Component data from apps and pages
****************************************
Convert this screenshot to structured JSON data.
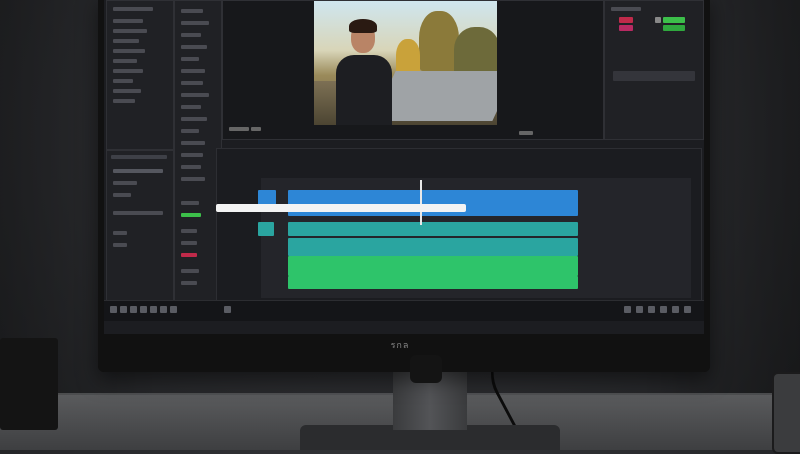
{
  "scene": {
    "description_colors": {
      "clip_blue": "#2d86d6",
      "clip_teal": "#2aa5a0",
      "clip_green": "#2ec46a",
      "accent_red": "#c02a4a",
      "accent_green": "#3cbf4a"
    }
  },
  "monitor": {
    "brand_text": "รกล"
  },
  "editor": {
    "left_panel_items": 22,
    "timeline_tracks": 4
  }
}
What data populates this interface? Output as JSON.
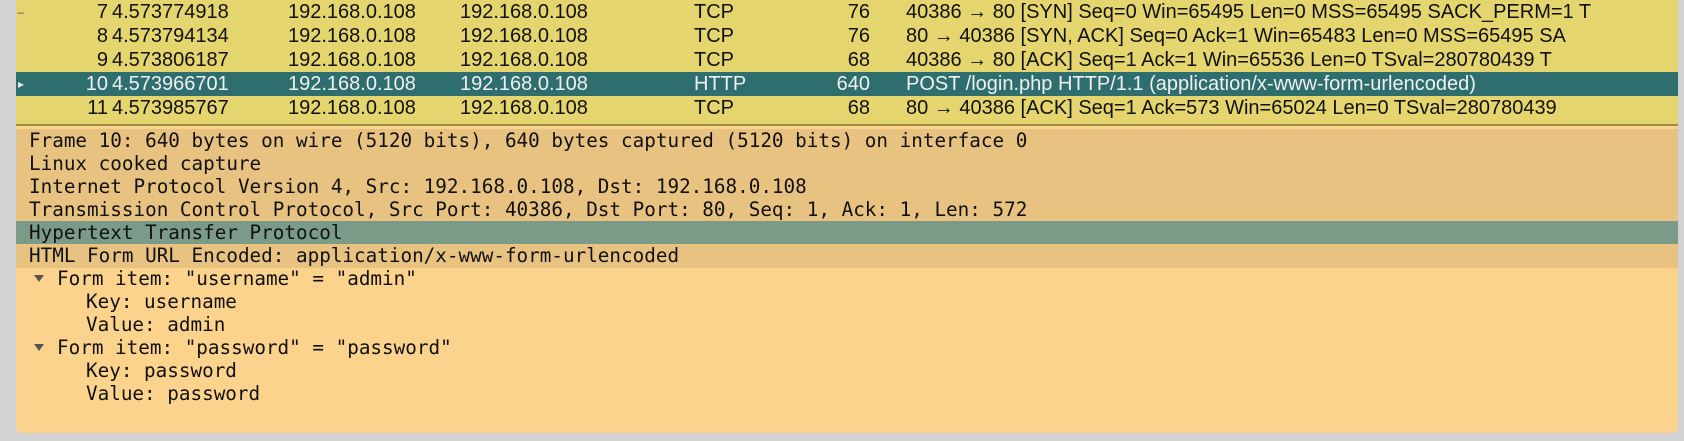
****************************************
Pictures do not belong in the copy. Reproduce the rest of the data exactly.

**WRITTEN ANSWER:**
Convert this screenshot to structured JSON data.
{
  "scene": {
    "description_colors": {
      "clip_blue": "#2d86d6",
      "clip_teal": "#2aa5a0",
      "clip_green": "#2ec46a",
      "accent_red": "#c02a4a",
      "accent_green": "#3cbf4a"
    }
  },
  "monitor": {
    "brand_text": "รกล"
  },
  "editor": {
    "left_panel_items": 22,
    "timeline_tracks": 4
  }
}
What data populates this interface? Output as JSON.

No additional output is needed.